The ongoing debate around the influence of social media on modern life has turned a spotlight on some of the more unpleasant aspects of that life. Modern discourse has become harsher, fueled by distrust not only of institutions but also those that hold differing views. Conspiracy theories seem to abound, fed by an internet designed not only to make them go viral at the speed of light but also to keep many of us tightly ensconced in ‘bubbles’ of people who think and behave as we do. Evidence and facts seem to matter less than in the past – indeed, in the past few years an entirely new phrase has entered our lives: ‘alternative facts’. In such a world, we may be forgiven for asking ourselves, “where does research fit in to all this?”. The very word “research” has been given a new meaning in some quarters, signifying searching for views that support your own particular view or prejudices.
In the world of science “research” denotes a certain rigour. Scientists are expected not only to design their experiments with the greatest of care but also to be able to replicate their findings again and again. To them, evidence matters. Which raises the question: are market researchers held to the same standards? The U.K.’s Market Research Society certainly seems to think so – Evidence Matters is their tagline and indeed is the guiding light of their stewardship of the British MR industry. But this goes beyond just the design of our work. Our codes of standards and ethics are very explicit about how we as researchers are expected to behave. The ESOMAR Code, as well as those of all the associations serving our largest markets (the U.S., U.K., Germany, Australia, Japan and Canada being examples) make the values we hold dear as a profession very clear indeed: honesty, integrity, transparency and above all, a duty of care. That duty extends not only to research participants but also to our clients and all who use our end product.
But then comes another interesting question: do these standards, these ethics which are so important to us inside our professional lives, extend outside those lives? In many professions, the answer is a resounding ‘yes’ – clergy, doctors, nurses, social workers are just a few examples. If any of these is discovered to be acting unethically in their private lives, opprobrium follows them as night follows day. Why? Because they have a duty of care to society as a whole and to their fellow human beings.

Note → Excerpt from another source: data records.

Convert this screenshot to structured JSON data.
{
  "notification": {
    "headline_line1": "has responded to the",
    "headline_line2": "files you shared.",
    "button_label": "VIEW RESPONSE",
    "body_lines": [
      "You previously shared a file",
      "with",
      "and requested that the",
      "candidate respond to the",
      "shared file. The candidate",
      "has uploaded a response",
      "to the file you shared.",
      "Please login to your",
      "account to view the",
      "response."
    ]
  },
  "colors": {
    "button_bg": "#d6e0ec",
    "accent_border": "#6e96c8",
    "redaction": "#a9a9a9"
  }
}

It is part and parcel of who they are.
Duty of care?
Does the same duty of care apply to market researchers? Should it?
There seems to me to be a good argument that it does, and it should. A researcher who relies on sound evidence to guide their stakeholders or their clients surely can’t just turn around in their private lives and throw evidence to the wind. Someone who is relied upon for their honesty, integrity and transparency at work surely should not be spreading conspiracy theories around the internet. Now, there will be those who will argue that what one does in one’s private life should have nothing to do with their professional lives. To a certain extent, that is true. It’s certainly true in terms of the world view that we may have – the fact that you are a liberal and I am a conservative, for example, should have nothing to do with your or my profession. We are free to have our opinions and to act accordingly. But, I would argue, the American statesman, Daniel Patrick Moynihan, put it well when he said, “You are entitled to your opinion. But you are not entitled to your own facts”. Researchers sign up to a set of values when they join this industry: we believe in evidence, we follow that evidence, we are honest in our treatment and dissemination of the evidence, and you can trust in our transparency and our integrity.

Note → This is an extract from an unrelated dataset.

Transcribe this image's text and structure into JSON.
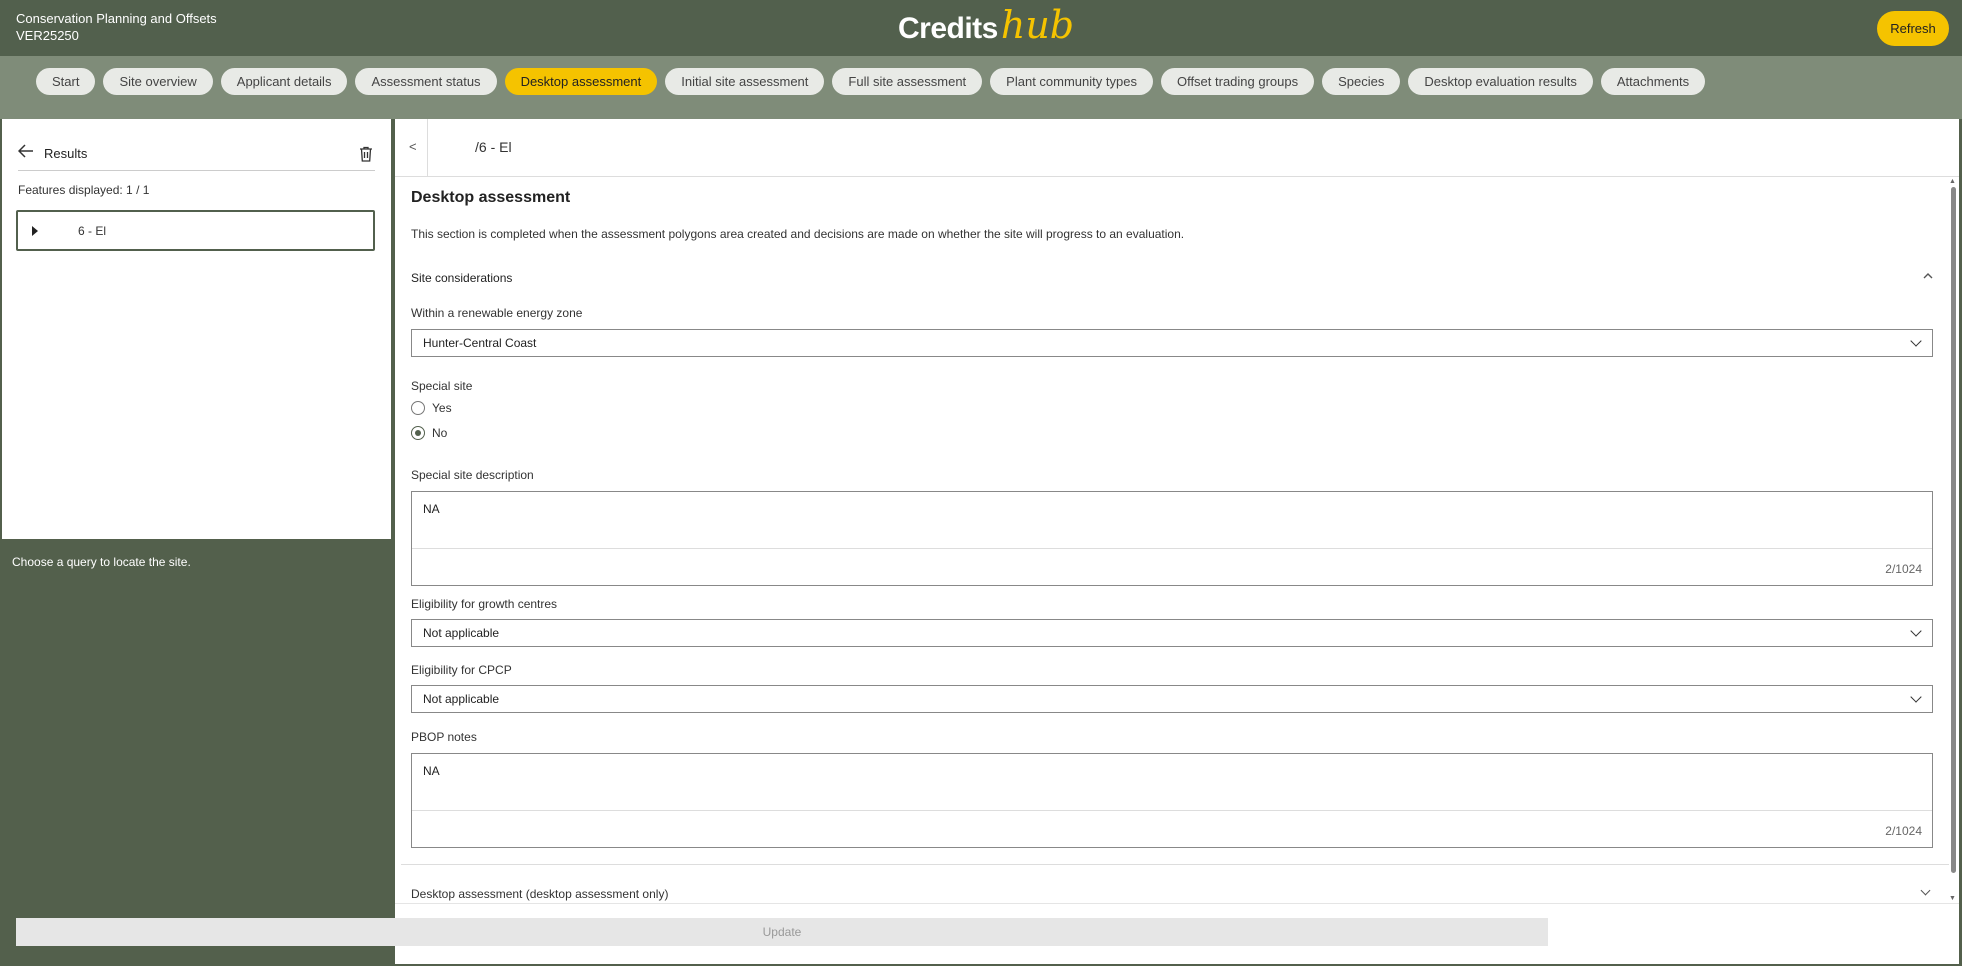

And therein lies the rub: you can trust in us. A market researcher continuously has to earn the trust of his or her stakeholders who are dependent on them for making key decisions. Stakeholders have to trust that you truly believe in the values that you, as a researcher, publicly espouse through your commitment to follow the codes of standards and ethics governing our industry and profession. But if that belief does not extend to life outside work, how can that trust be maintained, how can it be justified? The short answer is it can’t.
The true researcher is an innately curious creature, someone who digs for and follows the evidence. Someone who, with honesty and integrity, decodes that evidence and forms a narrative that is based in it, all the while performing their duty of care.
It is no coincidence that our codes are ones of standards and ethics. Ethics are not something that you leave at the office door when you go home at night. They are at the core of who we are and what we do. And, in that respect, one could argue that, yes, we are and should be held to a higher standard.